| Required action |
In the entries below, find every line with the string "JSON" and copy it.

| Material for this exercise |
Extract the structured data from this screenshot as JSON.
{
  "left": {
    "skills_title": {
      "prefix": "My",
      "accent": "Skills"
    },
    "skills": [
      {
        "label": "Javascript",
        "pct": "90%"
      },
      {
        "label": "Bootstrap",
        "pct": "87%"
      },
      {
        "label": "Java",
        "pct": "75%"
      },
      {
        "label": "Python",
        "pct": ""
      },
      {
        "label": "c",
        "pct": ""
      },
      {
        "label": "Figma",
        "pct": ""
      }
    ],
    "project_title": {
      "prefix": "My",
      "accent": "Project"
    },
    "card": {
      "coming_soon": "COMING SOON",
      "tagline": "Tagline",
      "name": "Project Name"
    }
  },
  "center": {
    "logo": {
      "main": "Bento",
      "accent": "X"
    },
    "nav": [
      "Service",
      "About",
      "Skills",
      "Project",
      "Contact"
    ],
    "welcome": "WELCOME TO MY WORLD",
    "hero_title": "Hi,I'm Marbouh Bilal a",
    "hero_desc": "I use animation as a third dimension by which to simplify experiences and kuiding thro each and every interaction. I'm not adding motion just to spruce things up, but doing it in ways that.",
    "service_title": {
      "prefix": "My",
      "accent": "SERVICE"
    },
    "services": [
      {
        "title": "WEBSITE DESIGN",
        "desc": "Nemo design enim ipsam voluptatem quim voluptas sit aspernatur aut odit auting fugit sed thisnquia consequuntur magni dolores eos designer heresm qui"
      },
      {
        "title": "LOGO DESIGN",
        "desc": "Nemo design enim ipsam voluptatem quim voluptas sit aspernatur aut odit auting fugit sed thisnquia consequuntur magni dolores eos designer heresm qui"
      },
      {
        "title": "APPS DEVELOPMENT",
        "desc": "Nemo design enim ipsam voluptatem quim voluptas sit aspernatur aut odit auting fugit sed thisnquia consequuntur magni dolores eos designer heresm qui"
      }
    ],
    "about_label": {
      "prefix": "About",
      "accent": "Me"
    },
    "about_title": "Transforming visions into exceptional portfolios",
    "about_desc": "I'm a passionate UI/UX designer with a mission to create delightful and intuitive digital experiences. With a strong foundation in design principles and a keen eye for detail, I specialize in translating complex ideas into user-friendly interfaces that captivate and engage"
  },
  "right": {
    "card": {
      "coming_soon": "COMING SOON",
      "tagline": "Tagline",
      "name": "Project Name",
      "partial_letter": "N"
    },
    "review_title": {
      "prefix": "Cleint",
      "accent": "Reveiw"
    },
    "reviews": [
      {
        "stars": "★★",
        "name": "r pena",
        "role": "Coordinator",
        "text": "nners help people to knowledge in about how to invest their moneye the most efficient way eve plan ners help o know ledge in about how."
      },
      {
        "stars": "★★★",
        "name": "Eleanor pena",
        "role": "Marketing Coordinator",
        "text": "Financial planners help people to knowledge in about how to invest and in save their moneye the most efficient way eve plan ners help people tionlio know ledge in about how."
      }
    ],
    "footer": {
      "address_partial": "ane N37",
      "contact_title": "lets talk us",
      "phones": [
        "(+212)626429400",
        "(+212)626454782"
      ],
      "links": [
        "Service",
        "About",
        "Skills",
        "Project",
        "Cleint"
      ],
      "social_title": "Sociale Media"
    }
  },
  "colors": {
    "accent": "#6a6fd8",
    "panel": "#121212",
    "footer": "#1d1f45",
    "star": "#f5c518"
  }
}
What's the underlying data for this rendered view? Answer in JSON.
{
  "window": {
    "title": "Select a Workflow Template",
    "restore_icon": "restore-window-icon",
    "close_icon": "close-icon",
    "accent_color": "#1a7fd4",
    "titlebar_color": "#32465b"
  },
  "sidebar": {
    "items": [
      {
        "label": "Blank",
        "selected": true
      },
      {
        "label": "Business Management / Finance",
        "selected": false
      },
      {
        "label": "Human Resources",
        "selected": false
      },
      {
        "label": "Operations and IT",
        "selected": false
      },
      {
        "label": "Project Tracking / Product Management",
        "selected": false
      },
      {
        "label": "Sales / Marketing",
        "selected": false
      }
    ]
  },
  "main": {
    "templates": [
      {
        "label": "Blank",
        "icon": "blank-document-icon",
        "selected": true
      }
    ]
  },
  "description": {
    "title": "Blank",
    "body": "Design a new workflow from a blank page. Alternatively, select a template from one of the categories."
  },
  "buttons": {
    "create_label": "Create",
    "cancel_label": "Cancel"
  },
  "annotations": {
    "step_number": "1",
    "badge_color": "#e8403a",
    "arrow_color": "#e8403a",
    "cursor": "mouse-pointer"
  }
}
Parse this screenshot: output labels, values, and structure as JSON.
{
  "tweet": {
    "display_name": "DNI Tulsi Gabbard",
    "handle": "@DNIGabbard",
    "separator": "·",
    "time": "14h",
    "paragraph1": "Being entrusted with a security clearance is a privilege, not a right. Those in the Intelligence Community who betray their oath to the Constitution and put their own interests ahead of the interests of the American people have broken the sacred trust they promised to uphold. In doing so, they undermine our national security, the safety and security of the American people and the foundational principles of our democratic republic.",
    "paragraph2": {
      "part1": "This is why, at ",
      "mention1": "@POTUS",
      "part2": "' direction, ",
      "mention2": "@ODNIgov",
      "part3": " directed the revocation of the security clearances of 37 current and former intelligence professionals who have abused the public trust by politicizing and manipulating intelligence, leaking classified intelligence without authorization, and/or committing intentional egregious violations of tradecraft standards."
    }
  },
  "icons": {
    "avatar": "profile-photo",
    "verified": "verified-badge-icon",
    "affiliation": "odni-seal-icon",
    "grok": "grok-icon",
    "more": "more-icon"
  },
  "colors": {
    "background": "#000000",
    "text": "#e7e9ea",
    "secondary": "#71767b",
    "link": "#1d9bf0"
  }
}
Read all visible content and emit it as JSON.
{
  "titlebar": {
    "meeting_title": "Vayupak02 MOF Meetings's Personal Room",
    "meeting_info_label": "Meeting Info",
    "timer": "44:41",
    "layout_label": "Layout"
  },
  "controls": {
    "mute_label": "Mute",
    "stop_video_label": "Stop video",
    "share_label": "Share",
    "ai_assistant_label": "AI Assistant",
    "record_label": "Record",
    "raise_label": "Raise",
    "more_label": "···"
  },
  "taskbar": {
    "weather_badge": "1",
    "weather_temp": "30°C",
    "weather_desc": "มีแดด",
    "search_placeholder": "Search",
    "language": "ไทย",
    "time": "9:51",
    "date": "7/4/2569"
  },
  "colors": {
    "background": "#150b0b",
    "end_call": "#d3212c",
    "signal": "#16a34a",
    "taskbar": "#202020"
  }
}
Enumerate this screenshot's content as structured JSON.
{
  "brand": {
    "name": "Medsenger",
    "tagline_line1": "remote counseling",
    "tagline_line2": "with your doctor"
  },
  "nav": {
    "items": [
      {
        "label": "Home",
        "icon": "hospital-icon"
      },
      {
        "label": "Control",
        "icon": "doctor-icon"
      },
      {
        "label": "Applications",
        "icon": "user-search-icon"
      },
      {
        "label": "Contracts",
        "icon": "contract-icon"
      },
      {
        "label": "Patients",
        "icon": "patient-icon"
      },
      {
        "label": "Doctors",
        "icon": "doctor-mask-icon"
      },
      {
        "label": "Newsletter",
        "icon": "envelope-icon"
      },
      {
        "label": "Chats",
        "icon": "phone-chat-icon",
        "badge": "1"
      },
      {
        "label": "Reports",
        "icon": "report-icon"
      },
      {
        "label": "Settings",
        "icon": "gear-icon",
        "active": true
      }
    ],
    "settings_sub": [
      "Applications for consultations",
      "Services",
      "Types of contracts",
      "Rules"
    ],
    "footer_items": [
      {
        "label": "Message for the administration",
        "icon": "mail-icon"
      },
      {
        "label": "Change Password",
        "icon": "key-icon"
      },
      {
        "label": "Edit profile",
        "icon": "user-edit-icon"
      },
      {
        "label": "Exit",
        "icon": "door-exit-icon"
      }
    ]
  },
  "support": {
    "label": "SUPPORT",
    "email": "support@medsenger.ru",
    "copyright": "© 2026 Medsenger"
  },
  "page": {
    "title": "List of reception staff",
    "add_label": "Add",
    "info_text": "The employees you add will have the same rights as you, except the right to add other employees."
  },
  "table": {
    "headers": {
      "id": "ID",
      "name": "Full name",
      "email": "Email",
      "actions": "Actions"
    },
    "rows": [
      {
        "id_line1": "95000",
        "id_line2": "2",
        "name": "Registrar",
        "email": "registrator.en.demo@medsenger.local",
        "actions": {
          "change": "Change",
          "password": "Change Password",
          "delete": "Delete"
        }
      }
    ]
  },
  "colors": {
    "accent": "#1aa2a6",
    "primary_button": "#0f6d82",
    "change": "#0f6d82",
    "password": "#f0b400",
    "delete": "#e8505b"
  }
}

| Written response |
Extract the structured data from this screenshot as JSON.
What's the underlying data for this rendered view? Answer in JSON.
Parse this screenshot: output labels, values, and structure as JSON.
Read all visible content and emit it as JSON.
Enumerate this screenshot's content as structured JSON.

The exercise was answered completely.